>>>
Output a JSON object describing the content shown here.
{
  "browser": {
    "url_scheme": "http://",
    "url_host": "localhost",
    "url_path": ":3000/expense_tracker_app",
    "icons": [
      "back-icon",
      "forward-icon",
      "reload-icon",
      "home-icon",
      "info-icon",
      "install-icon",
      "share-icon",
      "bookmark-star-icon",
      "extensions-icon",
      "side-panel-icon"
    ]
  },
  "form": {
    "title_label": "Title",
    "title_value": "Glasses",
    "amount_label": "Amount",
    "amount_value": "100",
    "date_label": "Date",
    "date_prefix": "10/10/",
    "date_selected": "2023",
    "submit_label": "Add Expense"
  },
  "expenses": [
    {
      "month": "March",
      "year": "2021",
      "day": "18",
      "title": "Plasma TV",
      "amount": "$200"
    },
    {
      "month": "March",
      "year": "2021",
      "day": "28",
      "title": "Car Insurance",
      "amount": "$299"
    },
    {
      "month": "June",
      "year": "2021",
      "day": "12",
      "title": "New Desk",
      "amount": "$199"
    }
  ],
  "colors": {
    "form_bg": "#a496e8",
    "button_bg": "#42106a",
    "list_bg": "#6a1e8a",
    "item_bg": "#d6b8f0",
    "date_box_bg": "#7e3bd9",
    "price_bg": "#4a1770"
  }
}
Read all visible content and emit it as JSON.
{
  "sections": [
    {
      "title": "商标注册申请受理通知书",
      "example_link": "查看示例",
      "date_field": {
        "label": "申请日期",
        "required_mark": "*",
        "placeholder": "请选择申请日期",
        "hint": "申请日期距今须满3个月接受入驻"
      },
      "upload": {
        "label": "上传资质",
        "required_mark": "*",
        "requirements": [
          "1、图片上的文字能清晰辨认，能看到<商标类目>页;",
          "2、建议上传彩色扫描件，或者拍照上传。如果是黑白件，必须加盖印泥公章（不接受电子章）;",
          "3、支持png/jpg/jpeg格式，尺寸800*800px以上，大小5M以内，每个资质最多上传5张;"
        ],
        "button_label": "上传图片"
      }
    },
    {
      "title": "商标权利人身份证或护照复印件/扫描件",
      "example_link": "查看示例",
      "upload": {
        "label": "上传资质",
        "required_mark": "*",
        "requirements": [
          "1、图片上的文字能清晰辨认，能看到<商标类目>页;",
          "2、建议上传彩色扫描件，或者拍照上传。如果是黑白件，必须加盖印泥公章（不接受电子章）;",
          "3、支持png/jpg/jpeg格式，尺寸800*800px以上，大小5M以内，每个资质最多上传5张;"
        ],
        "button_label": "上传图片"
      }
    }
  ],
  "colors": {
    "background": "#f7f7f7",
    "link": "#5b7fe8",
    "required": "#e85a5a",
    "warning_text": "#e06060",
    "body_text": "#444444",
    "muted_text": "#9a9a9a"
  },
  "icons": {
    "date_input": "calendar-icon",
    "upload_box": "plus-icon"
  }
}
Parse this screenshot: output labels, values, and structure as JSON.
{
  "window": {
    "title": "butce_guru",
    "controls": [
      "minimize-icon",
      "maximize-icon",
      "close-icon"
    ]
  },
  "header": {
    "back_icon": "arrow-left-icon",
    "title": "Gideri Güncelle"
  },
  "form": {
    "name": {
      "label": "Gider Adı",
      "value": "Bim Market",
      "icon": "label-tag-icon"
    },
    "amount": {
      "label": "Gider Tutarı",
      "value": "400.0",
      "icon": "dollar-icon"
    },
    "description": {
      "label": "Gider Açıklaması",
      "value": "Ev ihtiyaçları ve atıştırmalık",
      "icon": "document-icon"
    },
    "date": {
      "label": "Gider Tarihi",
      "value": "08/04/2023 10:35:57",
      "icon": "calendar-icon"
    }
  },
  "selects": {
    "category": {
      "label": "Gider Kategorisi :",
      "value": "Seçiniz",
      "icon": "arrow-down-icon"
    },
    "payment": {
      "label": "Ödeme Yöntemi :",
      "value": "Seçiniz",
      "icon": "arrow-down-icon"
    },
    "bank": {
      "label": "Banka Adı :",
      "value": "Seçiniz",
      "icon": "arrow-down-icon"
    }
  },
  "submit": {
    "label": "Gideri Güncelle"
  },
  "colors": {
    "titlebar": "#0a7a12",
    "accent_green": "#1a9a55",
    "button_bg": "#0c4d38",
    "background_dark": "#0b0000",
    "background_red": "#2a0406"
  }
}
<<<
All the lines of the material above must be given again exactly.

> _ANSWER SPACE_
Output a JSON object describing the content shown here.
{
  "browser": {
    "url_scheme": "http://",
    "url_host": "localhost",
    "url_path": ":3000/expense_tracker_app",
    "icons": [
      "back-icon",
      "forward-icon",
      "reload-icon",
      "home-icon",
      "info-icon",
      "install-icon",
      "share-icon",
      "bookmark-star-icon",
      "extensions-icon",
      "side-panel-icon"
    ]
  },
  "form": {
    "title_label": "Title",
    "title_value": "Glasses",
    "amount_label": "Amount",
    "amount_value": "100",
    "date_label": "Date",
    "date_prefix": "10/10/",
    "date_selected": "2023",
    "submit_label": "Add Expense"
  },
  "expenses": [
    {
      "month": "March",
      "year": "2021",
      "day": "18",
      "title": "Plasma TV",
      "amount": "$200"
    },
    {
      "month": "March",
      "year": "2021",
      "day": "28",
      "title": "Car Insurance",
      "amount": "$299"
    },
    {
      "month": "June",
      "year": "2021",
      "day": "12",
      "title": "New Desk",
      "amount": "$199"
    }
  ],
  "colors": {
    "form_bg": "#a496e8",
    "button_bg": "#42106a",
    "list_bg": "#6a1e8a",
    "item_bg": "#d6b8f0",
    "date_box_bg": "#7e3bd9",
    "price_bg": "#4a1770"
  }
}
Read all visible content and emit it as JSON.
{
  "sections": [
    {
      "title": "商标注册申请受理通知书",
      "example_link": "查看示例",
      "date_field": {
        "label": "申请日期",
        "required_mark": "*",
        "placeholder": "请选择申请日期",
        "hint": "申请日期距今须满3个月接受入驻"
      },
      "upload": {
        "label": "上传资质",
        "required_mark": "*",
        "requirements": [
          "1、图片上的文字能清晰辨认，能看到<商标类目>页;",
          "2、建议上传彩色扫描件，或者拍照上传。如果是黑白件，必须加盖印泥公章（不接受电子章）;",
          "3、支持png/jpg/jpeg格式，尺寸800*800px以上，大小5M以内，每个资质最多上传5张;"
        ],
        "button_label": "上传图片"
      }
    },
    {
      "title": "商标权利人身份证或护照复印件/扫描件",
      "example_link": "查看示例",
      "upload": {
        "label": "上传资质",
        "required_mark": "*",
        "requirements": [
          "1、图片上的文字能清晰辨认，能看到<商标类目>页;",
          "2、建议上传彩色扫描件，或者拍照上传。如果是黑白件，必须加盖印泥公章（不接受电子章）;",
          "3、支持png/jpg/jpeg格式，尺寸800*800px以上，大小5M以内，每个资质最多上传5张;"
        ],
        "button_label": "上传图片"
      }
    }
  ],
  "colors": {
    "background": "#f7f7f7",
    "link": "#5b7fe8",
    "required": "#e85a5a",
    "warning_text": "#e06060",
    "body_text": "#444444",
    "muted_text": "#9a9a9a"
  },
  "icons": {
    "date_input": "calendar-icon",
    "upload_box": "plus-icon"
  }
}
Parse this screenshot: output labels, values, and structure as JSON.
{
  "window": {
    "title": "butce_guru",
    "controls": [
      "minimize-icon",
      "maximize-icon",
      "close-icon"
    ]
  },
  "header": {
    "back_icon": "arrow-left-icon",
    "title": "Gideri Güncelle"
  },
  "form": {
    "name": {
      "label": "Gider Adı",
      "value": "Bim Market",
      "icon": "label-tag-icon"
    },
    "amount": {
      "label": "Gider Tutarı",
      "value": "400.0",
      "icon": "dollar-icon"
    },
    "description": {
      "label": "Gider Açıklaması",
      "value": "Ev ihtiyaçları ve atıştırmalık",
      "icon": "document-icon"
    },
    "date": {
      "label": "Gider Tarihi",
      "value": "08/04/2023 10:35:57",
      "icon": "calendar-icon"
    }
  },
  "selects": {
    "category": {
      "label": "Gider Kategorisi :",
      "value": "Seçiniz",
      "icon": "arrow-down-icon"
    },
    "payment": {
      "label": "Ödeme Yöntemi :",
      "value": "Seçiniz",
      "icon": "arrow-down-icon"
    },
    "bank": {
      "label": "Banka Adı :",
      "value": "Seçiniz",
      "icon": "arrow-down-icon"
    }
  },
  "submit": {
    "label": "Gideri Güncelle"
  },
  "colors": {
    "titlebar": "#0a7a12",
    "accent_green": "#1a9a55",
    "button_bg": "#0c4d38",
    "background_dark": "#0b0000",
    "background_red": "#2a0406"
  }
}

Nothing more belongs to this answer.